Topics: Black Holes, Dark Matter, General Relativity
Here’s a surprising fact: We don’t know what makes up 80 percent of the matter in the universe. I don’t mean that the matter is made of atoms, and we just don’t know which kind of atoms. What I mean is that four-fifths of the universe appears to be made of something that isn’t atoms at all, or more to the point, it’s not made from any of the fundamental particles that we know of.
Why do we think that this mystery matter exists? The short answer is that Albert Einstein’s theory of gravity, general relativity, has painted us into a corner. When we look through telescopes at stars and galaxies moving through the universe, something we can’t see is causing their motion to bend in a particular way. Einstein’s theory of gravity tells how much of this invisible mass—physicists call it “dark matter”—there must be to bend the trajectory of things we can see.
Faced with a situation like this, we make guesses (hypotheses) that we hope explain our strange observations. A good hypothesis should both be consistent with every known fact and have other detectable consequences. If we look for these other consequences and don’t find them, we discard or revise our hypothesis.
Somewhat to my surprise, I find myself working on an experiment designed to look for the consequences of a hypothetical dark matter particle known as the axion. This was surprising because physicists, like those in all professions, divide themselves up into distinct sub-fields. Predictably there are rivalries between, and stereotypes associated with, different cultures that build up around the subfields—the rough equivalent of engineering versus sales in the corporate world.

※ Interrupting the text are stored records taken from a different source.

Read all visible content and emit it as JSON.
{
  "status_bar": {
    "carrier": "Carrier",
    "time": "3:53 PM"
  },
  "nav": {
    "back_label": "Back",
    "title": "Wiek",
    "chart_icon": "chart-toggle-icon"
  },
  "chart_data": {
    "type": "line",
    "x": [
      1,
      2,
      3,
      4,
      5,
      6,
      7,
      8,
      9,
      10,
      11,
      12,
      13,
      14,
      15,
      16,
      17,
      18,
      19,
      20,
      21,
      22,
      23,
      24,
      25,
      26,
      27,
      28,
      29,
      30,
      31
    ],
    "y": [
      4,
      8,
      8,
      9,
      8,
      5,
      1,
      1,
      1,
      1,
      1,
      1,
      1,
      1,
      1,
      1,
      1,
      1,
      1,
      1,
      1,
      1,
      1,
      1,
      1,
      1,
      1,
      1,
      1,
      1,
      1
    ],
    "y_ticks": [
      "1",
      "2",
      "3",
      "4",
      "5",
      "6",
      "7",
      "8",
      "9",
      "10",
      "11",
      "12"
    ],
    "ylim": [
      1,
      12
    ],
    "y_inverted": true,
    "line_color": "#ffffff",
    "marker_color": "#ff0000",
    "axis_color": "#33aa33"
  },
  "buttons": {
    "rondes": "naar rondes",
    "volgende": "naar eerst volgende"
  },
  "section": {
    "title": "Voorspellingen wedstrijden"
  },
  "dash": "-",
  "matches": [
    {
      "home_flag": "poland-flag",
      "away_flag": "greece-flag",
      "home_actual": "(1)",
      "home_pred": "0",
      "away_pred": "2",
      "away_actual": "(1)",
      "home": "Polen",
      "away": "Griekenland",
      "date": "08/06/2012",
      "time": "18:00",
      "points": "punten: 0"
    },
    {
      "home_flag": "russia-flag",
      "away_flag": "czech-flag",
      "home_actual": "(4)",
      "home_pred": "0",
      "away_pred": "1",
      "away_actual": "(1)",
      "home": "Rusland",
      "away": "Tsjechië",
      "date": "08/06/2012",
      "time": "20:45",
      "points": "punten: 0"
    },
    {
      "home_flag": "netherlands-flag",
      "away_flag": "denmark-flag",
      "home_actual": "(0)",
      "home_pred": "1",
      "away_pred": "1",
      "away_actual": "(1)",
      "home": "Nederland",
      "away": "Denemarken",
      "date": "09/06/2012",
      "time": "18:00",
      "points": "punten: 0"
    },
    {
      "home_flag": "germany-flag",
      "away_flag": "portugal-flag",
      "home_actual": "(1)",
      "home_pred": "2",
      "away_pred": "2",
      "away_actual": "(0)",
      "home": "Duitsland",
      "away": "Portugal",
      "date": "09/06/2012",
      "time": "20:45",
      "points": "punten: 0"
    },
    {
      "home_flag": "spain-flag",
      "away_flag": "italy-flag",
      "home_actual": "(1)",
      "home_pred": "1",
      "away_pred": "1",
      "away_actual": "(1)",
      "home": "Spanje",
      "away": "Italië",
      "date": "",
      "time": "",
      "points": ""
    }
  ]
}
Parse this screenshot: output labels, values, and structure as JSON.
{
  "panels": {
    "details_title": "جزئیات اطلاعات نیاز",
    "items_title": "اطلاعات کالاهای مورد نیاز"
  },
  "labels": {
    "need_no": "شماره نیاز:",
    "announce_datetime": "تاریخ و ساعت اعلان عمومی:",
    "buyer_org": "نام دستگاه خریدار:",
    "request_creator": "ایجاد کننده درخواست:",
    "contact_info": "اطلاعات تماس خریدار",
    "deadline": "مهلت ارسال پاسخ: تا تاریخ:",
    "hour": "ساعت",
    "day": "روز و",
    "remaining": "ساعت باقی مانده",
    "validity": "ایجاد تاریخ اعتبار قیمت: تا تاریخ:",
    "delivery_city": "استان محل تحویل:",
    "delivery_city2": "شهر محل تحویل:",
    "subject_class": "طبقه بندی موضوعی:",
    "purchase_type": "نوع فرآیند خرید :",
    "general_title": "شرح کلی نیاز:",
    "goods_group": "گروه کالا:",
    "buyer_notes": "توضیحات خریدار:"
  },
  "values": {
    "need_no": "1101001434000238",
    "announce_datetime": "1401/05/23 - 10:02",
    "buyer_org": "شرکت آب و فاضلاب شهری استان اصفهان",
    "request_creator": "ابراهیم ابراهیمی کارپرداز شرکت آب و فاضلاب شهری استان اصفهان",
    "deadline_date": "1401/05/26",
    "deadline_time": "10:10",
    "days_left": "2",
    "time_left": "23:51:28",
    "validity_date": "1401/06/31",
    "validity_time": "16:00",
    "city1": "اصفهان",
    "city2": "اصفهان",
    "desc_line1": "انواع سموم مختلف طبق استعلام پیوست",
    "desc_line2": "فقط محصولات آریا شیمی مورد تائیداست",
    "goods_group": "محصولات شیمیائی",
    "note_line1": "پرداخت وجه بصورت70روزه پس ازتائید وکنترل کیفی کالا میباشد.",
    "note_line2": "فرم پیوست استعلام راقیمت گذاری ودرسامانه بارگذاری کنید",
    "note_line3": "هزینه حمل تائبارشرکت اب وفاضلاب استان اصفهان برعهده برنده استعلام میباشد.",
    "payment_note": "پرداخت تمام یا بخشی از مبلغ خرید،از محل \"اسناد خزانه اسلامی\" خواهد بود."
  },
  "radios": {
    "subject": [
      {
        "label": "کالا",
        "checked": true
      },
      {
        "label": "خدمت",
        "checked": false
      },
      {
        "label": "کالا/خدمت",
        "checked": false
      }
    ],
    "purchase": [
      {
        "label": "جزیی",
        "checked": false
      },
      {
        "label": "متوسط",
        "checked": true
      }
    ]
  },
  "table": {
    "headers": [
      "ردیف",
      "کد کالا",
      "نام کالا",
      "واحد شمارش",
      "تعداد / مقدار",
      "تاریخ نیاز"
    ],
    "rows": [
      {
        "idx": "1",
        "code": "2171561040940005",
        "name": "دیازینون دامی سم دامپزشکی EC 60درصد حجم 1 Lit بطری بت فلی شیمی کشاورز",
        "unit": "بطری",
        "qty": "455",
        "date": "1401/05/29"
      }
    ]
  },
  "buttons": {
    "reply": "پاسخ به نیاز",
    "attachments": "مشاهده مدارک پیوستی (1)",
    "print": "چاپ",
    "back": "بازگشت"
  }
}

NIST: Pushing the Quantum Limit in the Search for Dark Matter, Konrad Lehnert